* **Activity**
Below are some records; state how many of their lines contain the word "target", and add nothing.

* **Input records**
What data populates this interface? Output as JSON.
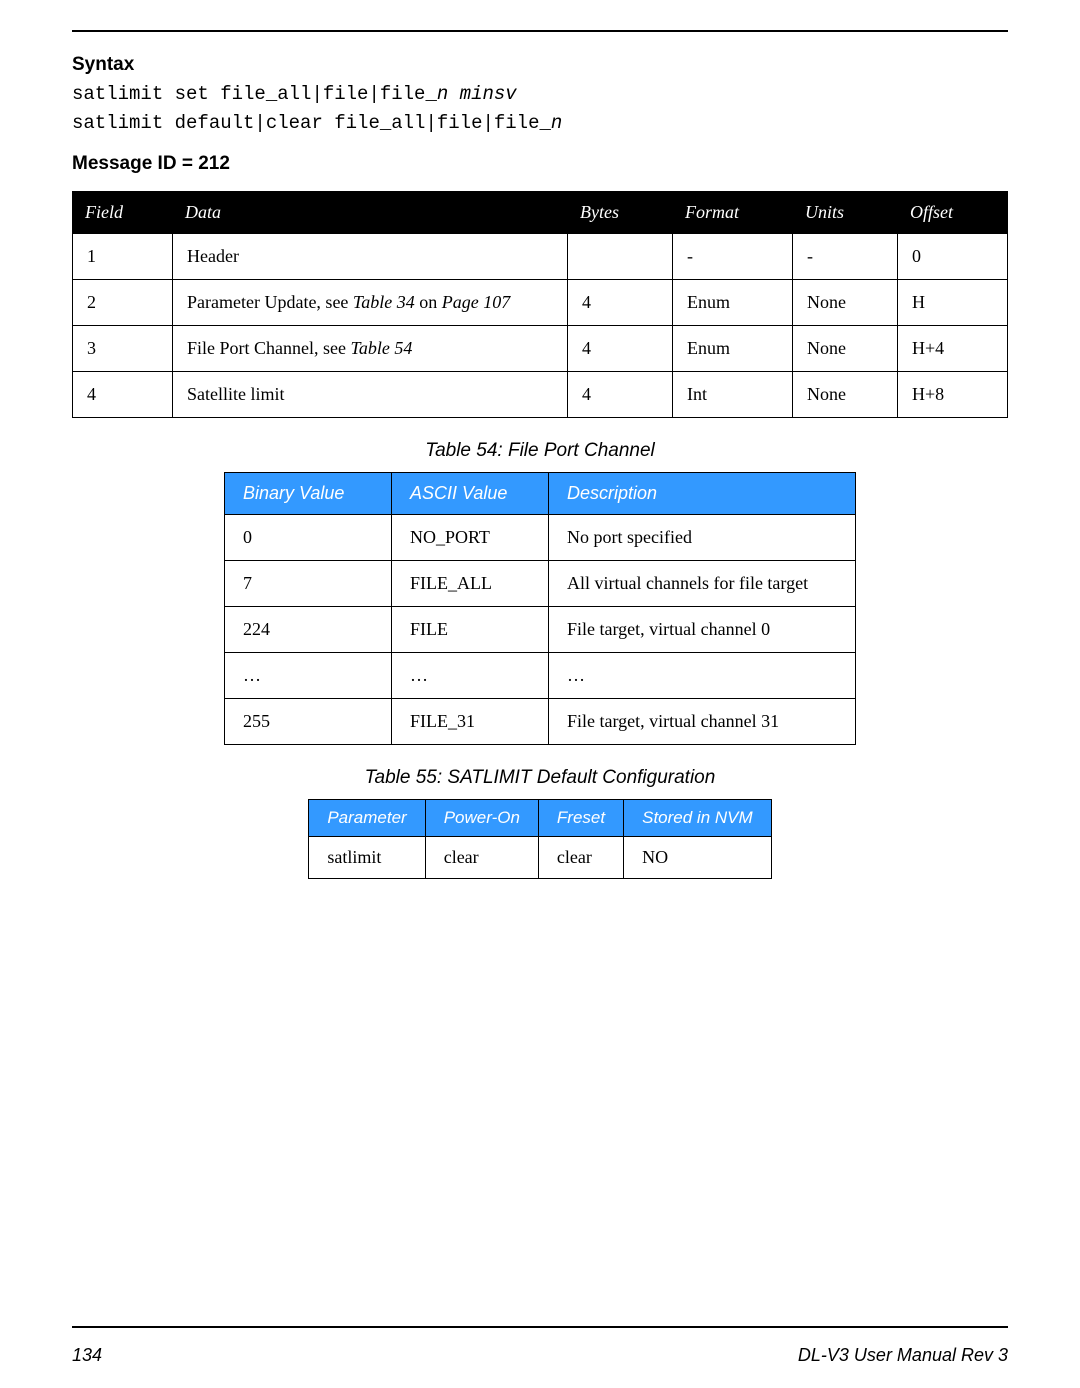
{
  "headings": {
    "syntax": "Syntax",
    "message_id": "Message ID = 212"
  },
  "syntax_lines": {
    "line1_prefix": "satlimit set file_all|file|file_",
    "line1_n": "n",
    "line1_space": " ",
    "line1_minsv": "minsv",
    "line2_prefix": "satlimit default|clear file_all|file|file_",
    "line2_n": "n"
  },
  "table_fields": {
    "headers": {
      "field": "Field",
      "data": "Data",
      "bytes": "Bytes",
      "format": "Format",
      "units": "Units",
      "offset": "Offset"
    },
    "rows": [
      {
        "field": "1",
        "data": "Header",
        "bytes": "",
        "format": "-",
        "units": "-",
        "offset": "0"
      },
      {
        "field": "2",
        "data_prefix": "Parameter Update, see ",
        "data_ref1": "Table 34",
        "data_mid": " on ",
        "data_ref2": "Page 107",
        "bytes": "4",
        "format": "Enum",
        "units": "None",
        "offset": "H"
      },
      {
        "field": "3",
        "data_prefix": "File Port Channel, see ",
        "data_ref1": "Table 54",
        "bytes": "4",
        "format": "Enum",
        "units": "None",
        "offset": "H+4"
      },
      {
        "field": "4",
        "data": "Satellite limit",
        "bytes": "4",
        "format": "Int",
        "units": "None",
        "offset": "H+8"
      }
    ]
  },
  "table54": {
    "caption": "Table 54: File Port Channel",
    "headers": {
      "bin": "Binary Value",
      "ascii": "ASCII Value",
      "desc": "Description"
    },
    "rows": [
      {
        "bin": "0",
        "ascii": "NO_PORT",
        "desc": "No port specified"
      },
      {
        "bin": "7",
        "ascii": "FILE_ALL",
        "desc": "All virtual channels for file target"
      },
      {
        "bin": "224",
        "ascii": "FILE",
        "desc": "File target, virtual channel 0"
      },
      {
        "bin": "…",
        "ascii": "…",
        "desc": "…"
      },
      {
        "bin": "255",
        "ascii": "FILE_31",
        "desc": "File target, virtual channel 31"
      }
    ]
  },
  "table55": {
    "caption": "Table 55: SATLIMIT Default Configuration",
    "headers": {
      "param": "Parameter",
      "poweron": "Power-On",
      "freset": "Freset",
      "nvm": "Stored in NVM"
    },
    "rows": [
      {
        "param": "satlimit",
        "poweron": "clear",
        "freset": "clear",
        "nvm": "NO"
      }
    ]
  },
  "footer": {
    "page": "134",
    "title": "DL-V3 User Manual Rev 3"
  }
}
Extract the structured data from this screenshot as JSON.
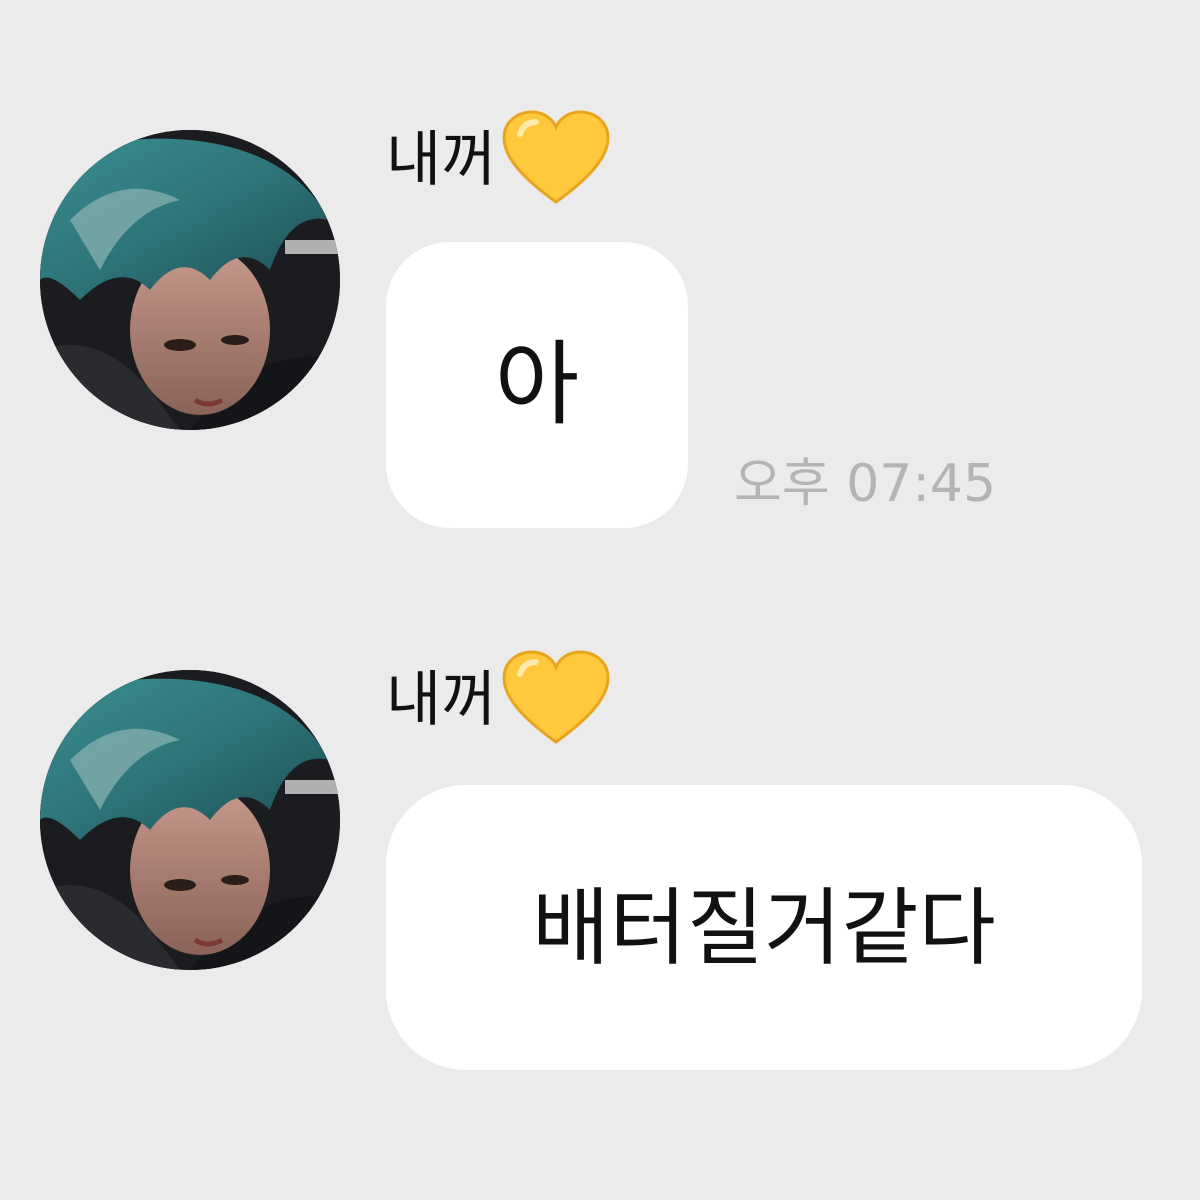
{
  "background_color": "#ebebeb",
  "heart_color": "#ffc83d",
  "timestamp_color": "#b4b4b4",
  "messages": [
    {
      "sender": "내꺼",
      "sender_emoji": "yellow-heart-icon",
      "avatar": "profile-avatar",
      "text": "아",
      "time": "오후 07:45"
    },
    {
      "sender": "내꺼",
      "sender_emoji": "yellow-heart-icon",
      "avatar": "profile-avatar",
      "text": "배터질거같다"
    }
  ]
}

* **Solution for this problem**
3